Many governments have very much corruption. But this doesn’t make it right to abandon the continent; let’s just work to make the aid itself less corrupt or corrupting.

BTW, right-wingers often complain about money “wasted” on foreign aid. Invariably they are ignorant of both how tiny the total aid is as a percentage of federal spending, and the fact that the vast majority of aid has no altrusitic purpose but is given with military purpose (e.g. Pakistan) or to countries which the U.S. itself broke (e.g. Iraq).


There’s two huge misconceptions with foreign aid: first, that the US and other countries spend a lot of their national budgets on foreign aid; and second, that a lot of foreign aid is simply sending a check to some government somewhere.

In reality, foreign aid is about one percent of the US budget; and most foreign aid projects involve some kind of specific effort - anything from building infrastructure to funding an NGO to hold a conference on labor reforms.

The county that seems to be following the OP’s advice to let the market sort it out is China. Chinese companies come in, build big mines or whatever, pay workers shit, import the raw materials, and sell the fruits of the exploited labor to Walmart and whatnot. That should be the focus of people’s outrage.

$752 million isn’t really a lot in the grand scheme of things. That’s about $17 per every Kenyan. The US gives $20 billion each year to our own farmers whether they need it or not.

I don’t know how much you think new airports cost, but a typical international airport costs billions of dollars for all the runways and terminals and whatnot.

I did a quick Google and Jomo Kenyatta International Airport in Kenya is planning a new modern ILS equipped runway expansion that will cost about $145 million.

The right-ish attitude of “just let the free markets sort it out” is simplistic and misleading. It’s hard to have free markets when you have corrupt governments.

I agree-most “AID” is counter-productive. It (mostly) winds up in the Swiss bank accounts of corrupt local politicians. it would be far better to buy local products, from local producers…this would generate jobs, and open up the markets. Take the case of Haiti-for decades, the USA dumped money into Haiti-and poverty actually increased. meanwhile, US “food aid” drove local farmers out of business-a classic example was the USDA telling Haitian pig farmers to slaughter all their native pigs-and substitute American pigs. The end result was, the American pigs died, and the farmers went broke.

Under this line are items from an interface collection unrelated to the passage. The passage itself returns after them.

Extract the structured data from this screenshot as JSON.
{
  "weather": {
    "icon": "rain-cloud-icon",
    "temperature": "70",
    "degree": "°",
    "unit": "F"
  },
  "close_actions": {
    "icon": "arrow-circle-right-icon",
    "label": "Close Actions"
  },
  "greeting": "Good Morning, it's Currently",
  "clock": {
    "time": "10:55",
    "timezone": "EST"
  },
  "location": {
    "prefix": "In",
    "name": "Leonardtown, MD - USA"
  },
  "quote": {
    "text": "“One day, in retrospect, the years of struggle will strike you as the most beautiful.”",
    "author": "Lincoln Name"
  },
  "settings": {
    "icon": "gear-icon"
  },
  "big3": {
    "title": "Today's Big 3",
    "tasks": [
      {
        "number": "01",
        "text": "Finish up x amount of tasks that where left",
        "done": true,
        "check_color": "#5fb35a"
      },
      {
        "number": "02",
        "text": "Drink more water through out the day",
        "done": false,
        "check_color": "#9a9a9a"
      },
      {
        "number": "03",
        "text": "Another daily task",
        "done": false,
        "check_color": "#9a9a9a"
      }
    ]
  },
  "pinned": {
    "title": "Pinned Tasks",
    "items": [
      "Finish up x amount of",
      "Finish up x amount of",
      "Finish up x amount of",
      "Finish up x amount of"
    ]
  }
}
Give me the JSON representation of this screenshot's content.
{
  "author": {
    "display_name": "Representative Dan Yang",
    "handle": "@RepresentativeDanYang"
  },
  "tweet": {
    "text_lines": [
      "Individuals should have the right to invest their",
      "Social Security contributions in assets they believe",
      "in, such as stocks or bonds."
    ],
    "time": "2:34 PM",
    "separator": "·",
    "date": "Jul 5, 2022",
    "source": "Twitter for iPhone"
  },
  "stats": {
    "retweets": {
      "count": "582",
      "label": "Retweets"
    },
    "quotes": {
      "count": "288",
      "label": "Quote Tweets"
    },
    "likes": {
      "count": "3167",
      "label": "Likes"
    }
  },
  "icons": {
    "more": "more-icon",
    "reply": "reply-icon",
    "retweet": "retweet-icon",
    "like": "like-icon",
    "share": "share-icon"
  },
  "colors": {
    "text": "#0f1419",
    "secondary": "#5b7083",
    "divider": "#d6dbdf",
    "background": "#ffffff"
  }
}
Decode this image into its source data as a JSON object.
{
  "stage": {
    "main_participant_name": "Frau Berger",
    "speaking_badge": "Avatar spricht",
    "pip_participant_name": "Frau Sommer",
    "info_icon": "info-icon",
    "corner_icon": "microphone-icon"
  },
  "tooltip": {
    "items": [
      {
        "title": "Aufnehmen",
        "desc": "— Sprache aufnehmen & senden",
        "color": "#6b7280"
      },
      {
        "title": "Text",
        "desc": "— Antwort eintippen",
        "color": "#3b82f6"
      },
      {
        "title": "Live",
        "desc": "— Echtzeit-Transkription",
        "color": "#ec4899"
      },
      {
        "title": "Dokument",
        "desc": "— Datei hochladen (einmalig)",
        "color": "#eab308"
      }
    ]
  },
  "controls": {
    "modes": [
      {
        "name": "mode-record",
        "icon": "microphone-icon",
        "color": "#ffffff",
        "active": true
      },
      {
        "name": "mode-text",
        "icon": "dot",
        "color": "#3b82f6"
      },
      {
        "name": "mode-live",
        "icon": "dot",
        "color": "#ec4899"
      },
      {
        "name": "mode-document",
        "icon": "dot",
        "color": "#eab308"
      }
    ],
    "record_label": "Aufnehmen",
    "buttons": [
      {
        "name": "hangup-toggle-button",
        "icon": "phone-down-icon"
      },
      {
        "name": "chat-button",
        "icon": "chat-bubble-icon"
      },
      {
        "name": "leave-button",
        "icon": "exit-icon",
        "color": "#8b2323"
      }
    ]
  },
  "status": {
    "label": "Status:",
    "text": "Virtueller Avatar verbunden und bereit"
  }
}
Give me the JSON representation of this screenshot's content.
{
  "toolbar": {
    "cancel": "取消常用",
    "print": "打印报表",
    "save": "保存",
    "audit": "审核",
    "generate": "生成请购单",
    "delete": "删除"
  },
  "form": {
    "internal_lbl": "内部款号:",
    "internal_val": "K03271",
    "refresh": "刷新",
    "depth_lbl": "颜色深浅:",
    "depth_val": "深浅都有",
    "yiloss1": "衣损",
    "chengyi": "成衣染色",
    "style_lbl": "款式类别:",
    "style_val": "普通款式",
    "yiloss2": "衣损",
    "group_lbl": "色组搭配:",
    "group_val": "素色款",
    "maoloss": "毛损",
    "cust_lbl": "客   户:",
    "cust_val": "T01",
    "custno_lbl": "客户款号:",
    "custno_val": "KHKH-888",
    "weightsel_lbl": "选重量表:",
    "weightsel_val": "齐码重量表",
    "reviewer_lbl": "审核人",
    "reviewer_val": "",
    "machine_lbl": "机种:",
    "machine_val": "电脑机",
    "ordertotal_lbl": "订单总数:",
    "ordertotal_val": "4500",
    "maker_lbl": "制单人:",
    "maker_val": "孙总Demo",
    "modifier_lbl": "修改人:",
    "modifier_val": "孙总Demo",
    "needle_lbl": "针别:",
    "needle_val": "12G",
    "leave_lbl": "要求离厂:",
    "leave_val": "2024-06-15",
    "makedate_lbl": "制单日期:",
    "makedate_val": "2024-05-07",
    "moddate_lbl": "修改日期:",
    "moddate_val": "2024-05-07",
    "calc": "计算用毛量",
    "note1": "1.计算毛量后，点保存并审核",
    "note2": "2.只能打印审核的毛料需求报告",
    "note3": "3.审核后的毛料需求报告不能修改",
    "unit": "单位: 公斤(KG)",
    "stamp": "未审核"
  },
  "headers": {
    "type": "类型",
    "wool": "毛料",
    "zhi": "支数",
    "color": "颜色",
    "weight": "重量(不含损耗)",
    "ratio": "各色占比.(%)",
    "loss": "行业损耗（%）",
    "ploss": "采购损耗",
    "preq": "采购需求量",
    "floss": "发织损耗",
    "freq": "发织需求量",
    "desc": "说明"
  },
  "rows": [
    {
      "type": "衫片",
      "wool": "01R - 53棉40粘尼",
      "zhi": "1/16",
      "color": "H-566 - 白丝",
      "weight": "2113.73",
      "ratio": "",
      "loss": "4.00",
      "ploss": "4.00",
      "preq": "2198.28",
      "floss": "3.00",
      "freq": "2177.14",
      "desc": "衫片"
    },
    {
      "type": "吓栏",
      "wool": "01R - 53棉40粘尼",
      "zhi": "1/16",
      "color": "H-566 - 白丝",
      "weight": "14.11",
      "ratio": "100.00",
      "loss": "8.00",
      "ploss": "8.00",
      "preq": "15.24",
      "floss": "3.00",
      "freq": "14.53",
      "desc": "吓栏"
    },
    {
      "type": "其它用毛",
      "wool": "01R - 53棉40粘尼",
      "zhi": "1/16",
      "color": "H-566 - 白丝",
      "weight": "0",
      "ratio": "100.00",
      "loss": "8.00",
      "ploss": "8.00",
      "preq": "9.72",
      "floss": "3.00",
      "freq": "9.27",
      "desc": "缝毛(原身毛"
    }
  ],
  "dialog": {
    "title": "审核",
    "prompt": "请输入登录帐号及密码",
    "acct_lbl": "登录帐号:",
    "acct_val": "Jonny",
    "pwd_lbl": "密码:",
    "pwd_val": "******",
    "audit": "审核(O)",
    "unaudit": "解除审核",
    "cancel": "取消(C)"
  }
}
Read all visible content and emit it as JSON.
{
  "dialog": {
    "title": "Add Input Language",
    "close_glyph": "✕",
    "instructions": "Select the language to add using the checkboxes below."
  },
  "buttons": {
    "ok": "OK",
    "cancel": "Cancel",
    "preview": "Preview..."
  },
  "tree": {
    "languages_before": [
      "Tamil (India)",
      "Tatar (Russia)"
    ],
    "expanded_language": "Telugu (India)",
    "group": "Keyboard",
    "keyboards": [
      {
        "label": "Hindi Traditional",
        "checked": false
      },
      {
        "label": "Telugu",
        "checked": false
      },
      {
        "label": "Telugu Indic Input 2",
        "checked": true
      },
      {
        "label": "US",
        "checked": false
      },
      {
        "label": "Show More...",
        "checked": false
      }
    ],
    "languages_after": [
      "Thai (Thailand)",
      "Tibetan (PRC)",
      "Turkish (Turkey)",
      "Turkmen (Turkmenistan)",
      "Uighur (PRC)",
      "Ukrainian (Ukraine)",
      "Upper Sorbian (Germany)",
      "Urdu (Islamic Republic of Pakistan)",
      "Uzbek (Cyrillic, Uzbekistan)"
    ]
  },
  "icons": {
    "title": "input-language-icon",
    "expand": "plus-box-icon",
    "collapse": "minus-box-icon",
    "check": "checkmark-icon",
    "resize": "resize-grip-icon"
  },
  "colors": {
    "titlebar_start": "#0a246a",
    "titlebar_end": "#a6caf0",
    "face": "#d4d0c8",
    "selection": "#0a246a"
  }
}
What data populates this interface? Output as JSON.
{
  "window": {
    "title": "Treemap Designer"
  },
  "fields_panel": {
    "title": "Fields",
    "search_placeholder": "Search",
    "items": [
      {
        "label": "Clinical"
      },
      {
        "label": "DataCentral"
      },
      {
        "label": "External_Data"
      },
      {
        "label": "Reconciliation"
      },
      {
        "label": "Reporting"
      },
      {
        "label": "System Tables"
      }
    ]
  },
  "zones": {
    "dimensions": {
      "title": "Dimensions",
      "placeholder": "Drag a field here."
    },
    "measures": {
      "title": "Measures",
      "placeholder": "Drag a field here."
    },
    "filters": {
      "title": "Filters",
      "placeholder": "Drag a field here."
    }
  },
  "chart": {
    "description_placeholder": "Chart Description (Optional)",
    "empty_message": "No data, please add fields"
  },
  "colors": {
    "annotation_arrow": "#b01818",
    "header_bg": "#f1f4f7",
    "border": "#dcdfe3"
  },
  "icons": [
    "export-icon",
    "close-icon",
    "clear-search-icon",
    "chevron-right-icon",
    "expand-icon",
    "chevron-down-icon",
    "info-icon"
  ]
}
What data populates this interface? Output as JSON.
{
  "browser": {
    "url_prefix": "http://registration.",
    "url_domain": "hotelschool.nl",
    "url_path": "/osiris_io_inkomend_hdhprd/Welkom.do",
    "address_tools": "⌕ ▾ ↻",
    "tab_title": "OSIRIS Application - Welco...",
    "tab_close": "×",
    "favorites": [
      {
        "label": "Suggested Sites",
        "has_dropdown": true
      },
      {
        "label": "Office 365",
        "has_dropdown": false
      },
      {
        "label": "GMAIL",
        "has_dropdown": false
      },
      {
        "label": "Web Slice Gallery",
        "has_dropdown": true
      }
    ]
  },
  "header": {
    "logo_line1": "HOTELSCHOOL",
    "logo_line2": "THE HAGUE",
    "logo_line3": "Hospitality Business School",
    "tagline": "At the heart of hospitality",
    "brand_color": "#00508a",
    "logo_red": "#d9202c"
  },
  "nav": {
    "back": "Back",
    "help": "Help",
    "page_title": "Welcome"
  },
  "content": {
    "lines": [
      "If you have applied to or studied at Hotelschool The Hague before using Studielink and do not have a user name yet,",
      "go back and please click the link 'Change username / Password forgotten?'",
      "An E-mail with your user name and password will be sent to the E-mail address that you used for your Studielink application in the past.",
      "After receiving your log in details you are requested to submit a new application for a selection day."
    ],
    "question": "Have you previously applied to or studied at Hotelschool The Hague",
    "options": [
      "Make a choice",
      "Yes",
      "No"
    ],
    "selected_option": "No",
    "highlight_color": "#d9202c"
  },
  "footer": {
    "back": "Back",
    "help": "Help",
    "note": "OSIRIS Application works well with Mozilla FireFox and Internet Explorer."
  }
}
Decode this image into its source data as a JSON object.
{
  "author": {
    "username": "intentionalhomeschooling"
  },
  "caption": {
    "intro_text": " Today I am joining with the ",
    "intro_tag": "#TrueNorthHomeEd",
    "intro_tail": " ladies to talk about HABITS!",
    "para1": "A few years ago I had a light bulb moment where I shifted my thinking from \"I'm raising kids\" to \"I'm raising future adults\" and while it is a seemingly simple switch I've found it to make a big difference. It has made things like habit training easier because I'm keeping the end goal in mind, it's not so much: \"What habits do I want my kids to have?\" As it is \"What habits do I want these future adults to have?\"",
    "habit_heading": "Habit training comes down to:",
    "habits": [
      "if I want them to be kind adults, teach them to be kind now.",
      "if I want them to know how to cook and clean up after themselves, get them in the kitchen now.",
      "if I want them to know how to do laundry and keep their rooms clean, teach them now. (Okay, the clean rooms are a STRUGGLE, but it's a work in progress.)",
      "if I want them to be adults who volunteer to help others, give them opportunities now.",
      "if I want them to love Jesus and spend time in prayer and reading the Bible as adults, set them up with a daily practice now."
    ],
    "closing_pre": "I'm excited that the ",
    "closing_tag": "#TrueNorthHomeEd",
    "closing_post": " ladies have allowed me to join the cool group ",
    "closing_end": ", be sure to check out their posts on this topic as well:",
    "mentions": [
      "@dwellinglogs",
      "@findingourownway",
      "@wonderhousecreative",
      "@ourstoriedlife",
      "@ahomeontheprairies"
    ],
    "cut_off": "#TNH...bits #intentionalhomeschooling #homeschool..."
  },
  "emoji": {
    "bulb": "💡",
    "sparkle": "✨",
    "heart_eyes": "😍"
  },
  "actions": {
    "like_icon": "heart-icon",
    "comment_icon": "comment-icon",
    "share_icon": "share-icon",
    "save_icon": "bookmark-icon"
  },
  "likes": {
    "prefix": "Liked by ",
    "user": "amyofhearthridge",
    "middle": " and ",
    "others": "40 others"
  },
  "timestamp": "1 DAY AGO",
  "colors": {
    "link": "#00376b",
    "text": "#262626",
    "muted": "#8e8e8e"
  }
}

The present U.K. foreign aid policy is rubbish, we give aid to a country to educate children living in poverty stricken areas, we also give money to the same country for flood defences, the country itself spends 10 billion pounds developing a nuclear bomb. While back home in the U.K. thousands of elderly people will die from hypothermia this winter as they cannot afford to heat their homes
I am not against foreign aid but it has to targeted at specific projects on condition that the countries government pay in equal funding

Which is based upon your own experience with the Peace Corps, I believe? And further formal study of relevant issues. Not just repeating what you heard on some talk show.

Looking on the big picture of corporate tax breaks going to companies outsourcing jobs & maintaining the greatest military industrial complex on the planet, US expenditure on foreign aid is petty cash. We could even afford to improve our own infrastructure–if budget decisions were made more wisely.

What country is this?

Pakistan? Israel? North Korea?

As to the OP, aid has amazing short term to mid-term benefits; trade has amazing long-term benefits. Both are good for different goals.

You are correct that there are pitfalls and unintended consequences in aid. The entire idea of foreign aid is relatively new (post WWII for the most part) and we’ve learned a lot in a short time, often through trial and error.

At this point, there are enough academics and professionals thinking these through that the obvious traps are well known. And we have become MUCH more sophisticated at measuring impact, drawing on everything from big data to random control trials.

With that in mind, weird stuff still happens. When it does, it’s quite likely that there is a reason behind it, either politically or because